THE Public Accounts Parliamentary Portfolio Committee has recommended that Parliament must be actively involved in the approval and dismissal of board members and chief executive officers of public entities, as part of its oversight role to ensure transparency and accountability.
by VENERANDA LANGA
David Chapfika, the chairperson of the Parliamentary Portfolio Committee on Finance last Thursday tabled a report on the Second Reading Stage of the Public Entities Corporate Governance Bill, where he said the committee also recommends that there should be harmonisation of fees and remuneration of boards and executives of public entities.
He told the National Assembly that Zimbabweans in different parts of the country who participated in public hearings on the Bill welcomed it, saying it will assist to curb graft at State enterprises and parastatals (SEPs) that have been perennially loss making.

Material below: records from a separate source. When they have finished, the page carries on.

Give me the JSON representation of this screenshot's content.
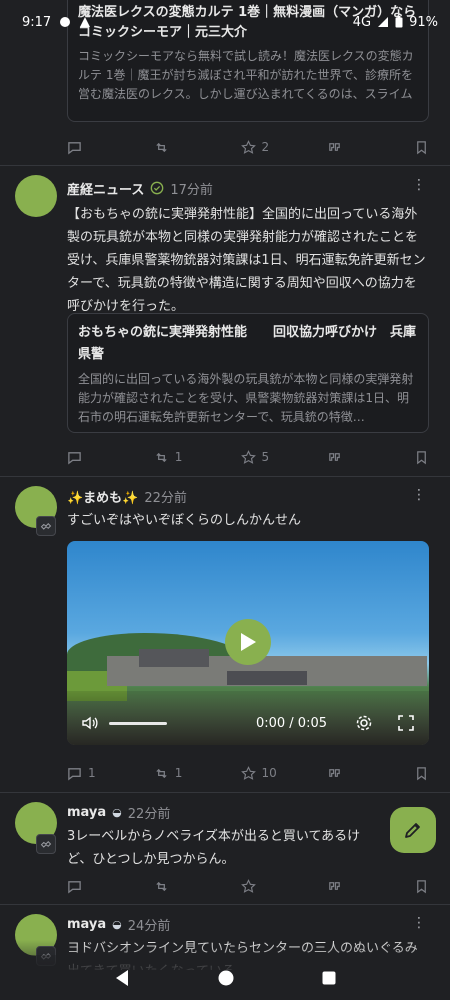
{
  "status_bar": {
    "time": "9:17",
    "network": "4G",
    "battery": "91%"
  },
  "top_card": {
    "title": "魔法医レクスの変態カルテ 1巻｜無料漫画（マンガ）ならコミックシーモア｜元三大介",
    "desc": "コミックシーモアなら無料で試し読み！魔法医レクスの変態カルテ 1巻｜魔王が討ち滅ぼされ平和が訪れた世界で、診療所を営む魔法医のレクス。しかし運び込まれてくるのは、スライムで××したりマンイーターに××をつっこんだりする、世界…",
    "favorites": "2"
  },
  "posts": [
    {
      "author": "産経ニュース",
      "time": "17分前",
      "text": "【おもちゃの銃に実弾発射性能】全国的に出回っている海外製の玩具銃が本物と同様の実弾発射能力が確認されたことを受け、兵庫県警薬物銃器対策課は1日、明石運転免許更新センターで、玩具銃の特徴や構造に関する周知や回収への協力を呼びかけを行った。",
      "card_title": "おもちゃの銃に実弾発射性能　　回収協力呼びかけ　兵庫県警",
      "card_desc": "全国的に出回っている海外製の玩具銃が本物と同様の実弾発射能力が確認されたことを受け、県警薬物銃器対策課は1日、明石市の明石運転免許更新センターで、玩具銃の特徴…",
      "boosts": "1",
      "favorites": "5"
    },
    {
      "author": "✨まめも✨",
      "time": "22分前",
      "text": "すごいぞはやいぞぼくらのしんかんせん",
      "video_time": "0:00 / 0:05",
      "replies": "1",
      "boosts": "1",
      "favorites": "10"
    },
    {
      "author": "maya",
      "time": "22分前",
      "text": "3レーベルからノベライズ本が出ると買いてあるけど、ひとつしか見つからん。"
    },
    {
      "author": "maya",
      "time": "24分前",
      "text": "ヨドバシオンライン見ていたらセンターの三人のぬいぐるみ出てきて買いたくなっている。"
    }
  ],
  "colors": {
    "accent": "#89b04f",
    "background": "#1f2023",
    "muted": "#8f9095"
  }
}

“Parliament, through its relevant Portfolio Committee, should be actively involved in the approval and dismissal of board members and CEOs of public entities, and the relevant Portfolio Committees should also be appraised on the public entities’ strategic plans to enhance its oversight role on the public entities and ensure transparency and accountability,” read the Finance Portfolio Committee report.
“The Committee has noted the huge differences in fees and remunerations on the different boards and executives of public entities and recommends for the harmonisation of such fees and remuneration.”

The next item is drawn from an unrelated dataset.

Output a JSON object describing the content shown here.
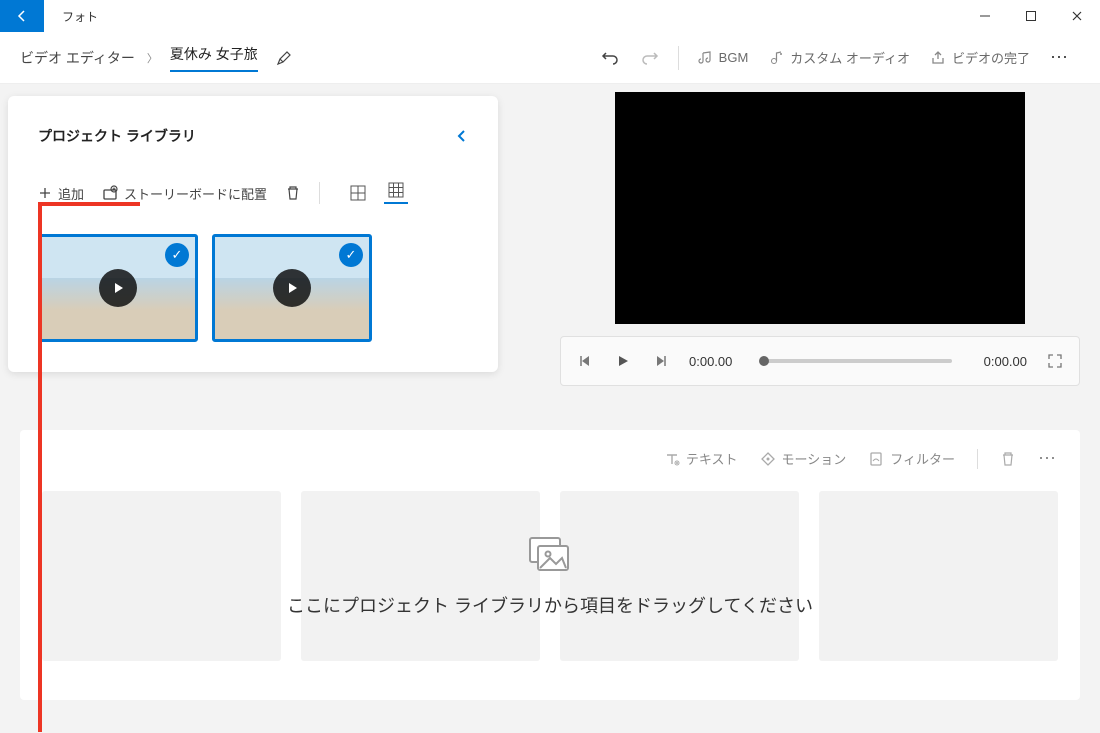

The committee also recommended that the roles of the State Enterprises Regulatory Authority and the Corporate Governance Unit (CGU) to be set up by the Bill should be rationalised, so that they work from the same offices to save costs.
“The committee also recommends the harmonisation of the Local Government Act and the Public Entities Corporate Governance Bill once it becomes law,” they said.
On appointment of board members of public entities, Parliament recommended that they must be appointed in consultation with relevant Portfolio Committees of Parliament, while members of the public who spoke during the public hearings on the Bill suggested that interviews of boards and CEOs of State entities must be public because these are the people that will manage public assets.
“The members of the public welcomed the provision to set term limits on the tenure of office for board members to one term of four years.
Although there is provision for reappointment for another four-year term, members of the public submitted that board members should serve for one term only because Zimbabwe is endowed with people with capacity,” the committee report said.
On term limits for CEOs it was recommended that should be limited by performance contracts and age rather than term limits.